------ Given records ------

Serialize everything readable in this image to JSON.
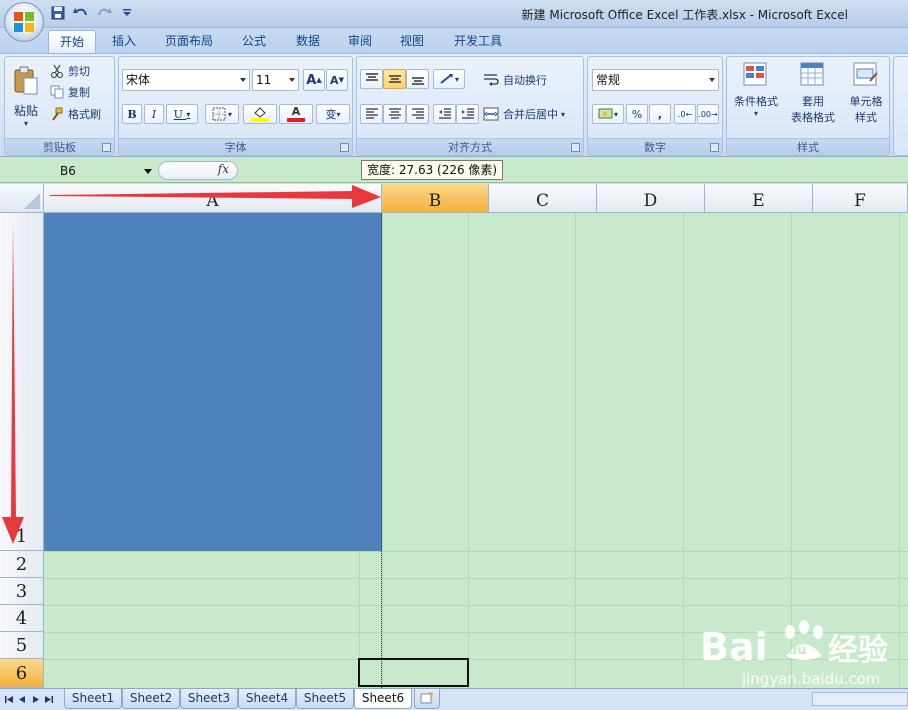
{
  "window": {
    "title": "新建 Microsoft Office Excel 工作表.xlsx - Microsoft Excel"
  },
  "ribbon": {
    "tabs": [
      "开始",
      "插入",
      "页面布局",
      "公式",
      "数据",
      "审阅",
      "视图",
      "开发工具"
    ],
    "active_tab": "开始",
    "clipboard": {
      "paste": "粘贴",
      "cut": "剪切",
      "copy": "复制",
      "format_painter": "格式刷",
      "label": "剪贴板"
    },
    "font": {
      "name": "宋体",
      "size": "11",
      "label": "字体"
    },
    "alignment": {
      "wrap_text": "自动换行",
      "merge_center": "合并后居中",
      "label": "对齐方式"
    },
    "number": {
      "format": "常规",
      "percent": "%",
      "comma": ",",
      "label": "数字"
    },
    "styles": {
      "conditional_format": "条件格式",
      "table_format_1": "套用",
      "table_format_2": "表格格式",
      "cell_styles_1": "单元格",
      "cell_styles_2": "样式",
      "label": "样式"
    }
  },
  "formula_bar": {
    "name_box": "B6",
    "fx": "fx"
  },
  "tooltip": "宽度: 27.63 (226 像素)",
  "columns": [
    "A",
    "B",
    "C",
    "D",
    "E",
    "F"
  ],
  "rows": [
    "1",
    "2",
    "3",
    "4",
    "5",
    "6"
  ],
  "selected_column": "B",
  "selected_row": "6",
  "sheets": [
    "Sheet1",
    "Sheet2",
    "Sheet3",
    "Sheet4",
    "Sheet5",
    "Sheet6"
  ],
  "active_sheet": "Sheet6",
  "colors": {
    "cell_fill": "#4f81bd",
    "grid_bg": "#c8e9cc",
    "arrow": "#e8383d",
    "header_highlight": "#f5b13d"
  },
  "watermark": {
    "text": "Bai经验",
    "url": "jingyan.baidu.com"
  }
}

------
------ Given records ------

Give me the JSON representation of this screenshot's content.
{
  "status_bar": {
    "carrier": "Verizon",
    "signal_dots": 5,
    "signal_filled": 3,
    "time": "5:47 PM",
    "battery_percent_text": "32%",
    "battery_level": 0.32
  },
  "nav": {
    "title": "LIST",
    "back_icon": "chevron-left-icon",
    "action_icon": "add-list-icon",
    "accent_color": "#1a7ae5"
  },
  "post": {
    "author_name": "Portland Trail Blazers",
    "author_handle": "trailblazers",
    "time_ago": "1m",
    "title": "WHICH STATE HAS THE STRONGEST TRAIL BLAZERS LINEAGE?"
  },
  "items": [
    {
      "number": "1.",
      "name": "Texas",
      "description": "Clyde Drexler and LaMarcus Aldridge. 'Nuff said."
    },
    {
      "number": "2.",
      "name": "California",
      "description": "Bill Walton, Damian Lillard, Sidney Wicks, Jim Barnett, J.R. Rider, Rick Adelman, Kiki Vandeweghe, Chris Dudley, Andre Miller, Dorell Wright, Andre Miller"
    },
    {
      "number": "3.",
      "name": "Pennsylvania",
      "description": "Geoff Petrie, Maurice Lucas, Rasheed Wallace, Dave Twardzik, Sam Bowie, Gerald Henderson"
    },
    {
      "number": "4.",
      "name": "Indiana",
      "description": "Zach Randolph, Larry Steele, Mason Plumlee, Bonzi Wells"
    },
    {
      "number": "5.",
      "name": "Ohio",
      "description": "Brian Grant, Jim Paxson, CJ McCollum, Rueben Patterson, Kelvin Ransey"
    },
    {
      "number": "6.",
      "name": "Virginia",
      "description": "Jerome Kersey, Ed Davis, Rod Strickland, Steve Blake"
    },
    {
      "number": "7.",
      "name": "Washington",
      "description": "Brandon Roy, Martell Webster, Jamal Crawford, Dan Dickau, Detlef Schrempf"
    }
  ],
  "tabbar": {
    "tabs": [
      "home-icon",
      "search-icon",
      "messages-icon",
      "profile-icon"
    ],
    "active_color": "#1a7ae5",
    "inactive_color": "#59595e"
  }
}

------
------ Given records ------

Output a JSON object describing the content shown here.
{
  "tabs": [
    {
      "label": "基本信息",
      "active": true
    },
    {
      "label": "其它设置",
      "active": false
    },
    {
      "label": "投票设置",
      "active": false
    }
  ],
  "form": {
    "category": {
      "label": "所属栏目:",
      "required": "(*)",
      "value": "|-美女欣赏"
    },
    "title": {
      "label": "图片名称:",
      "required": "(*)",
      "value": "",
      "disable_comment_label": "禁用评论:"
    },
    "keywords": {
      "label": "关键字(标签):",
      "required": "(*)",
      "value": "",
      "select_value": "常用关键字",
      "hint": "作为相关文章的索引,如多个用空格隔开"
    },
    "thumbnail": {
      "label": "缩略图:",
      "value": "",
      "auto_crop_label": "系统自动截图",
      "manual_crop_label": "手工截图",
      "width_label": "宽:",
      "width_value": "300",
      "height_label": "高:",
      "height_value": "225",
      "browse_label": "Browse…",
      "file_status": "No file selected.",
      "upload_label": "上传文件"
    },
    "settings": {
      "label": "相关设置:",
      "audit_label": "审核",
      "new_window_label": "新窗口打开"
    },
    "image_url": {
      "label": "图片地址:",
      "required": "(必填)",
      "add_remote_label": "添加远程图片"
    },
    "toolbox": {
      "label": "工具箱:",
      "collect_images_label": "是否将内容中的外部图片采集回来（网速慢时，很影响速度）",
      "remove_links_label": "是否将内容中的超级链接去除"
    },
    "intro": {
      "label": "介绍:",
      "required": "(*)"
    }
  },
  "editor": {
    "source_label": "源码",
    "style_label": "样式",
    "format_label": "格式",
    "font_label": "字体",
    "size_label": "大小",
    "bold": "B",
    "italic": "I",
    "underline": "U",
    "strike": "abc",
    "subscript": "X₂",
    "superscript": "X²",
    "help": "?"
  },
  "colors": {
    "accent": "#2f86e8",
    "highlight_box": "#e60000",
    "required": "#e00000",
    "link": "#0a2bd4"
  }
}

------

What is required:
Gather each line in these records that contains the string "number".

Result below:
    "number": {
      "number": "1.",
      "number": "2.",
      "number": "3.",
      "number": "4.",
      "number": "5.",
      "number": "6.",
      "number": "7.",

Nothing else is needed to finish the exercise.